Khalifa Haftar’s Libyan National Army kills 23 rival fighters and arrests six more, ending weeks of siege.
The heads of two rival Libyan camps issued separate statements on Wednesday promising to work to end the country’s crisis, without, however, outlining any concrete measures over a political deal.
Fayez al-Sarraj, head of the UN-backed government in Tripoli, and renegade General Khalifa Haftar, head of the self-styled Libyan National Army (LNA), held rare face-to-face talks on Tuesday in the United Arab Emirates.
International powers had for months been pushing the two men to discuss resetting a UN-mediated agreement which led to the creation of Sarraj’s Government of National Accord (GNA) in late 2015.
Haftar, whose forces control key oil ports, is a dominant figure for factions in eastern Libya that have rejected the GNA, contributing to its failure to expand its power in Tripoli and beyond.
In their statements, the two men called for a resolution to Libya’s political and economic crises and for joint efforts to battle armed groups, but offered no shared way forward for a political deal to unify the country.

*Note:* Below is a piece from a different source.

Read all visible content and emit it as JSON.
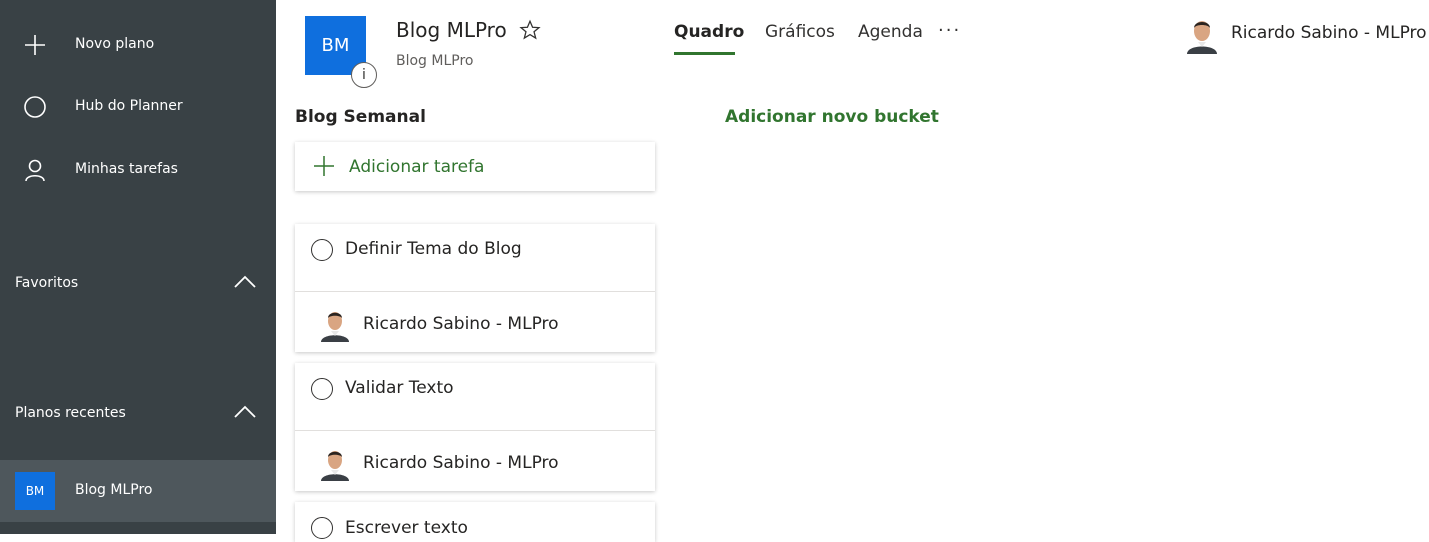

Sarraj said the two sides had agreed to put in place “a strategy … to form a unified Libyan army” under civil control.
The statement issued by his office also said the meeting with Haftar in Abu Dhabi had been held in order “to achieve a peaceful settlement for the Libyan crisis” and called for “an expanded dialogue to establish national consensus”.
Haftar’s statement said the two sides had agreed to allow “the military establishment … to fully play its role in the fight against terrorism”.
It also said amendments to the UN-mediated deal that resulted in the GNA’s creation had been discussed, without giving details.
There was no direct mention in the statement from Sarraj of plans reported by pro-Haftar media on Tuesday to restructure the Tripoli government and hold fresh elections next year.
Both men said they had agreed to put an end to violence in southern Libya, where LNA and pro-GNA forces clashed in early April around an airbase on the edge of the southern city of Sebha.
Diplomats and observers have described Tuesday’s meeting as a positive step forward, after Sarraj said Haftar refused to meet him in person in February.
The Tuesday meeting “brings optimism towards guaranteeing a political solution”, the UAE foreign ministry said after the meeting.
It is an “important step to push forward the political process in Libya,” it added, in a statement carried by the official WAM news agency.
Apart from the UAE, Algeria, Tunisia and Egypt also played a role in “reconciling the points of view” of Sarraj and Haftar, the GNA statement said.
Libya has been wracked by chaos since the 2011 uprising that toppled and killed longtime ruler Muammar Gaddafi, with dozens of armed factions emerging.